How the coronavirus crisis could change society
Practically every major disruption or “black swan” event navigated by the human race has resulted in significant changes to society; the coronavirus will be no different. We present some potential long-term implications of this crisis which are likely to have ramifications for businesses, industries and the evolution of the investing environment for many, many years.
Some of the recent high impact or “black swan” events that are likely fresh in people’s minds, include the September 11 terrorist attacks and the 2008 global financial crisis. Both of these major disruptions reshaped society in lasting ways, from how we travel, the level of security we are subjected to and even our vernacular underwent modifications.
While we are in the middle of the most recent “black swan”, namely the global pandemic caused by the coronavirus, the team at Montaka Global are already thinking through what the long-term implications and lasting changes of this crisis could be. It is likely the crisis will have long-term ramifications for businesses, industries and how the investing environment evolves. While far from an exhaustive list, some of our thoughts are summarised below:
- People have rapidly adopted a heightened awareness of the potential danger of touching surfaces, being too close to other people and breathing the air in an enclosed space (e.g. movie theaters, aircraft, cruise ships, etc). How quickly this awareness recedes (i.e. social distancing) will vary person-by-person, however it is unlikely to completely vanish for anyone living through 2020. People are less likely to be accepting of environments and businesses that do not modify their practices to account for this, and may suffer long-term decline or never fully recover from the immediate term-shocks of the global shut-downs.
- For the past several years, people in the advanced world have spent more money on meals prepared outside of their homes than buying ingredients in order to prepare meals at home. Now however, given restaurants are largely closed and as isolation increases, many people will learn or re-learn how to cook and prepare meals for themselves. Alternately, food delivery options may surge, however given the mass layoffs that are underway and the recession that lies ahead, the former is likely to see a more significant benefit as it is more cost effective. Either way, people are probably going to reduce the frequency of their sit-down dining experiences relative to the past, which may result in significantly fewer restaurants as society becomes less communal at least for a while.
- The world has been in the midst of a secular shift online for quite some time, the coronavirus will likely accelerate this move and break-down some of the last remaining barriers. While not everything can become virtual, in many areas of our lives, uptake on useful online tools has been slowed by legacy players in collaboration with overcautious bureaucrats. More regulated industries such as healthcare, legal, banking and government processes which previously required a physical interaction, are already rapidly morphing online in just a few short weeks. This will likely snowball long after the crisis ends.
- We may see renewed faith in the role of the government, with the coronavirus providing global evidence that a functioning government is crucial for a healthy society. Alternately, if the measures taken by governments to shut down the economy result in a long-term degradation of living standards, there may be a backlash and more instability in society.

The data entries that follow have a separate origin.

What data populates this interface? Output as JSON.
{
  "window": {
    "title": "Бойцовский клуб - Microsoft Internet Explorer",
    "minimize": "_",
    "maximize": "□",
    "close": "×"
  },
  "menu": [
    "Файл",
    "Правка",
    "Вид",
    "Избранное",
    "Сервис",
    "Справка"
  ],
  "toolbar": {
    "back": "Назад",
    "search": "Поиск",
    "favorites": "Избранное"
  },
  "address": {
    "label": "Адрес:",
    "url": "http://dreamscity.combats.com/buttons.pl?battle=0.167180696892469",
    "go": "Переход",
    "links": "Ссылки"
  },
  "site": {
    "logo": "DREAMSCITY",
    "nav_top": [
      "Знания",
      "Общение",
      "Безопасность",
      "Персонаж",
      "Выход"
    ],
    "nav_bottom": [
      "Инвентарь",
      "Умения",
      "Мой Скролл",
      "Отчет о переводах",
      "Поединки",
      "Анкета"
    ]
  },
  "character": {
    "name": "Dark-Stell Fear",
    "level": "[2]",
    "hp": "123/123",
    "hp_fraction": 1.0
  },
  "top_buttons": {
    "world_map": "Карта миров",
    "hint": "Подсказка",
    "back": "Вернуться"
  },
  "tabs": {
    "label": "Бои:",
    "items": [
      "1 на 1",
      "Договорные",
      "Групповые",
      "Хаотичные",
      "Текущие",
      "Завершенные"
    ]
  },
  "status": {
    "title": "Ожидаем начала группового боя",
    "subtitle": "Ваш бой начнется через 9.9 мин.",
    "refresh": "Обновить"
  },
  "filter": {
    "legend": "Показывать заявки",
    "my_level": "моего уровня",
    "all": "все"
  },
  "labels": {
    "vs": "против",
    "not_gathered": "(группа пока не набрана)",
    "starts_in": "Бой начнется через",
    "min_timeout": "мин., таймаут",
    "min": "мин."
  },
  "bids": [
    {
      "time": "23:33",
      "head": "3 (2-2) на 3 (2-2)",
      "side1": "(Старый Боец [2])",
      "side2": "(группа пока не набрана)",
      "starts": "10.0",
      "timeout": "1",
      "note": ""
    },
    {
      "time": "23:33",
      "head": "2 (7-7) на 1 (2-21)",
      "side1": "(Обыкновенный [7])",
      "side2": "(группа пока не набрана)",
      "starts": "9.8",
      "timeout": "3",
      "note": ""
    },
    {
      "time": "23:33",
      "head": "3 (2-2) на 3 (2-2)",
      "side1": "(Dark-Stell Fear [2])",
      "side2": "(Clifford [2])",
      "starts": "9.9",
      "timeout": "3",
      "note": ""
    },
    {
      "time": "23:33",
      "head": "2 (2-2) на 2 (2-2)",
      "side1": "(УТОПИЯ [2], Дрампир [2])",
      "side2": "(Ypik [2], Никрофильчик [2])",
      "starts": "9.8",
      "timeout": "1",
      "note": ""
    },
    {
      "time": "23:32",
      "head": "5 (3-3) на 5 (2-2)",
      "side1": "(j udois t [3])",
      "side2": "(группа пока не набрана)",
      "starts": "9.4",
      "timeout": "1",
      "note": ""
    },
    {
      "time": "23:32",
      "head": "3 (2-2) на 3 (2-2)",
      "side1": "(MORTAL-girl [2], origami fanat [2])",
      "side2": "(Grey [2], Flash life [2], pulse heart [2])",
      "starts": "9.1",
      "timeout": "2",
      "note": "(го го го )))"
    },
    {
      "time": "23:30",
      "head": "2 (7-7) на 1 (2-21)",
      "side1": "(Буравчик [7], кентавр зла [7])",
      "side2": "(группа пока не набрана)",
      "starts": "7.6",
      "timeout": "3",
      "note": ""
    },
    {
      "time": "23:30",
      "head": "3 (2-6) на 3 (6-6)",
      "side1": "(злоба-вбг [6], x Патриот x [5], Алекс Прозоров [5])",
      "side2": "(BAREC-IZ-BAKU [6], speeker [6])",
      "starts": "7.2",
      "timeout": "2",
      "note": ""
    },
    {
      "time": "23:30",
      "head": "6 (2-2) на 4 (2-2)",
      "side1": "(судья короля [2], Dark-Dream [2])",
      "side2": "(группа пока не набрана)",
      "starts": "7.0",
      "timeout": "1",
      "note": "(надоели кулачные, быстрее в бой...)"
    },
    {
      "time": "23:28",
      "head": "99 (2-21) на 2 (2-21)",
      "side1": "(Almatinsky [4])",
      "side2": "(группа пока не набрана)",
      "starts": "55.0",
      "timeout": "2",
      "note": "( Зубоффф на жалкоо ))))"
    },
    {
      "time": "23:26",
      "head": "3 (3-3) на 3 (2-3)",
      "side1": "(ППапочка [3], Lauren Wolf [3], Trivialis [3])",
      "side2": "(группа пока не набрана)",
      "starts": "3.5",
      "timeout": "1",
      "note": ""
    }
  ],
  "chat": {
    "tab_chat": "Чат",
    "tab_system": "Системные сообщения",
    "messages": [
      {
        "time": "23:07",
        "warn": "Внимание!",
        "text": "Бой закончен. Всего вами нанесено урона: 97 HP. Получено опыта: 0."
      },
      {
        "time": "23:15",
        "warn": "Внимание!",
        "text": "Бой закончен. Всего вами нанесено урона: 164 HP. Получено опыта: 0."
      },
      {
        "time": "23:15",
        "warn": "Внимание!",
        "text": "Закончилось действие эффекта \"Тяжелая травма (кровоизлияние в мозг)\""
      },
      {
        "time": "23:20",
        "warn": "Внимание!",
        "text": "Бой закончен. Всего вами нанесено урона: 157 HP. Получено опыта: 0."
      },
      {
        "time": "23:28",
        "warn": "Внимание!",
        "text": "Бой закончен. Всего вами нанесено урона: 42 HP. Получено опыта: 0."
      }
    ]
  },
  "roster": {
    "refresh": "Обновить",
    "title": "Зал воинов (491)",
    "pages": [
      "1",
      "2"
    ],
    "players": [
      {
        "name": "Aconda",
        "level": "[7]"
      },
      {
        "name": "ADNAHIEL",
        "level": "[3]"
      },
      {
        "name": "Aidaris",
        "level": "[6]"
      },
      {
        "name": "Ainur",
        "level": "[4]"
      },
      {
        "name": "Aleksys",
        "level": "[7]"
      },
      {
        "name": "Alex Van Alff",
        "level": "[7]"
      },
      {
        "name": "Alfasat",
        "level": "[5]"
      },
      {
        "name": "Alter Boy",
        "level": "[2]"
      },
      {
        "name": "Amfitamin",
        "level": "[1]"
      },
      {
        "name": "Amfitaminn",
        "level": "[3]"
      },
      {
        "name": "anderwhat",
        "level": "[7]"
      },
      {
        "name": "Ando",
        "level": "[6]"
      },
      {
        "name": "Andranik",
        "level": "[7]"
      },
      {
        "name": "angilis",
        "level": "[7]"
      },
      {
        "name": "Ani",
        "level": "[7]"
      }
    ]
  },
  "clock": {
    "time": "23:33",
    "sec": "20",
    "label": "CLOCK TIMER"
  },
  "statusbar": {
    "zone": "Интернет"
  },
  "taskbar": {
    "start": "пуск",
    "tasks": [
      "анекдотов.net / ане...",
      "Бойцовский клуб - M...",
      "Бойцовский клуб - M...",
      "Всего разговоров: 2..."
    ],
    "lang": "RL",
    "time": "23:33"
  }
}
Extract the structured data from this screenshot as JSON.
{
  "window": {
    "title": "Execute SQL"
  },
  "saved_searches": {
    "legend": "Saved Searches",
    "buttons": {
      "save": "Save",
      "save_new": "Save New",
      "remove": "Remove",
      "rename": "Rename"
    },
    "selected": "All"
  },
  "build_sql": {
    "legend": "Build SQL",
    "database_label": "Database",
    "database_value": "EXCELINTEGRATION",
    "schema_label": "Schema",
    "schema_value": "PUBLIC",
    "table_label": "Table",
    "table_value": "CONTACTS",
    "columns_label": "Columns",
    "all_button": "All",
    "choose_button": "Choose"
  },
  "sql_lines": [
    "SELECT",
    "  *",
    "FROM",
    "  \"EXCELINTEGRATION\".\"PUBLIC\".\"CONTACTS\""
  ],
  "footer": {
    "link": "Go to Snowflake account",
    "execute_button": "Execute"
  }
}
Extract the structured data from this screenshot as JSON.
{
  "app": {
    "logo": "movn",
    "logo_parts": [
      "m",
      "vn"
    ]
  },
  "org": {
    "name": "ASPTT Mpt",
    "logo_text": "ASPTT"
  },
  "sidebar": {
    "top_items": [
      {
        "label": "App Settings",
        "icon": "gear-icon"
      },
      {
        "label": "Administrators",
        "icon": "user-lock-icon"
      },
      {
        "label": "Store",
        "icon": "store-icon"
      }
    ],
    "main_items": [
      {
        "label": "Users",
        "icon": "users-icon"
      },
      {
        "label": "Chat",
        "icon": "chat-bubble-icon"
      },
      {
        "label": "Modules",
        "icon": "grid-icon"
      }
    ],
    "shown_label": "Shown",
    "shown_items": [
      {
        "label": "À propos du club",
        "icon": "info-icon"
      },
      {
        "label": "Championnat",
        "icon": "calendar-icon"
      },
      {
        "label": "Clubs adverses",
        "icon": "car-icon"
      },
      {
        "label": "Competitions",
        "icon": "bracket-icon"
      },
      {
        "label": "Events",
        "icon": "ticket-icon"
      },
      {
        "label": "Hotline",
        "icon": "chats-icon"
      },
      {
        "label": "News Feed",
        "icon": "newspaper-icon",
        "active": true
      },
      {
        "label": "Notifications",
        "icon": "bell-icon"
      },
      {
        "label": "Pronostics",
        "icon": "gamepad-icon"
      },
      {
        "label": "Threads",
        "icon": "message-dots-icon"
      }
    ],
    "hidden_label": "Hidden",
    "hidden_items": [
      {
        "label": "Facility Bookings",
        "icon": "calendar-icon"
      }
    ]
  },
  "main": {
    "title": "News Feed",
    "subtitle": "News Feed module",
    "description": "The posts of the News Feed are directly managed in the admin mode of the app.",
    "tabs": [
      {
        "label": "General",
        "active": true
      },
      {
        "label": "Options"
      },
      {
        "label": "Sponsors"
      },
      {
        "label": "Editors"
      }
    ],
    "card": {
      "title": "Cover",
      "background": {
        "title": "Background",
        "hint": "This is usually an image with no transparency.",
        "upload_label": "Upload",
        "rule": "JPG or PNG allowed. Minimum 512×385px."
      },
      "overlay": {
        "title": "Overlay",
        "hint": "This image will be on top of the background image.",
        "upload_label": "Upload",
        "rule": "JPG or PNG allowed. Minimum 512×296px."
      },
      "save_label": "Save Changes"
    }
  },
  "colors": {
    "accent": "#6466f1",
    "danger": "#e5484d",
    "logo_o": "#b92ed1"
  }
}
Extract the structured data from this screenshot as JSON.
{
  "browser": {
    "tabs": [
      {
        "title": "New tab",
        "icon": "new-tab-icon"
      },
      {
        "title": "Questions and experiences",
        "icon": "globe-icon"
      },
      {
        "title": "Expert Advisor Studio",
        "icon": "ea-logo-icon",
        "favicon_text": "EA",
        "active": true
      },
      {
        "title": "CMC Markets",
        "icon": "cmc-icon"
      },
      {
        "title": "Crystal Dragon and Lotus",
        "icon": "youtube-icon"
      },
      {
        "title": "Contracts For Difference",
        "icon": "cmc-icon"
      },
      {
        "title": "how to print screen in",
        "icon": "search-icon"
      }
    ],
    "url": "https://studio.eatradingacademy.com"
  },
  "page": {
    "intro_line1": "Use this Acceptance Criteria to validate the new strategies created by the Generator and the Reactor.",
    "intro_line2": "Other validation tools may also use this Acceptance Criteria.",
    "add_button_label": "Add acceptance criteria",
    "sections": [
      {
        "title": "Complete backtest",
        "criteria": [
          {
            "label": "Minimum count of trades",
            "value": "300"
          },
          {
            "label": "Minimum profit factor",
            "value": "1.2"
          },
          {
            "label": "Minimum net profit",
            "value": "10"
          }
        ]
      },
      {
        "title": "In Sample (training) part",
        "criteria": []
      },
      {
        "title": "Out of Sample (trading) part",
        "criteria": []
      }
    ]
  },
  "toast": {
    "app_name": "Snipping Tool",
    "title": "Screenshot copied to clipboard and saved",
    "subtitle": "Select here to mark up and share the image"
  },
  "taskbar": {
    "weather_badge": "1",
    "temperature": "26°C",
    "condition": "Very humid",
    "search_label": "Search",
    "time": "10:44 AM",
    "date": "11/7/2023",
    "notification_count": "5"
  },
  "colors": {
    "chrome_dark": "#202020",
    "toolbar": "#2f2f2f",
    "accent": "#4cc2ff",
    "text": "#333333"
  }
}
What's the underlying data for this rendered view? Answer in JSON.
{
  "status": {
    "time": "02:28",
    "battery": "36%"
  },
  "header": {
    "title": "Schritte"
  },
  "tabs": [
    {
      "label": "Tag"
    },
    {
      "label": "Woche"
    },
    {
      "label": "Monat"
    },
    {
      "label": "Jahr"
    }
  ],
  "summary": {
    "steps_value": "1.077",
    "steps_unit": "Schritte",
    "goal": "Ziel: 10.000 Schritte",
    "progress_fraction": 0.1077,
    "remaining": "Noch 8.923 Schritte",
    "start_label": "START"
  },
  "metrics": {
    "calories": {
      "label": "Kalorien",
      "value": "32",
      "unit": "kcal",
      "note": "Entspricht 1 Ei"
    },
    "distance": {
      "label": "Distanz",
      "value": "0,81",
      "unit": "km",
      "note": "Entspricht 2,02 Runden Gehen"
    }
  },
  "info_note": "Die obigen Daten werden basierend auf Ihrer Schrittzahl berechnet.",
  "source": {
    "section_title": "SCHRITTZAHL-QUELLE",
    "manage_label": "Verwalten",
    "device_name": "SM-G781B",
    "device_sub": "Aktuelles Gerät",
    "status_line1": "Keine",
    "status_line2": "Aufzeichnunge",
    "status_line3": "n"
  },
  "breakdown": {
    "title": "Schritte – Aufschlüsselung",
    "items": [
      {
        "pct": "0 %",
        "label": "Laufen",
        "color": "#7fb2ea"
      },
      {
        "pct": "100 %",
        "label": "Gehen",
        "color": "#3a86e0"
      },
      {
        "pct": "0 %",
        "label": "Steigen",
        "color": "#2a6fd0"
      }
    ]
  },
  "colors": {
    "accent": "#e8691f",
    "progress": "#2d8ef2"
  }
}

While the long-term, societal impact of the coronavirus remains unknowable, rest assured the team at Montaka Global is tirelessly implementing our bottoms-up, fundamental, value investing framework to look into future and probabilistically assess the risks and opportunities (long and short) that are being presented by the market today.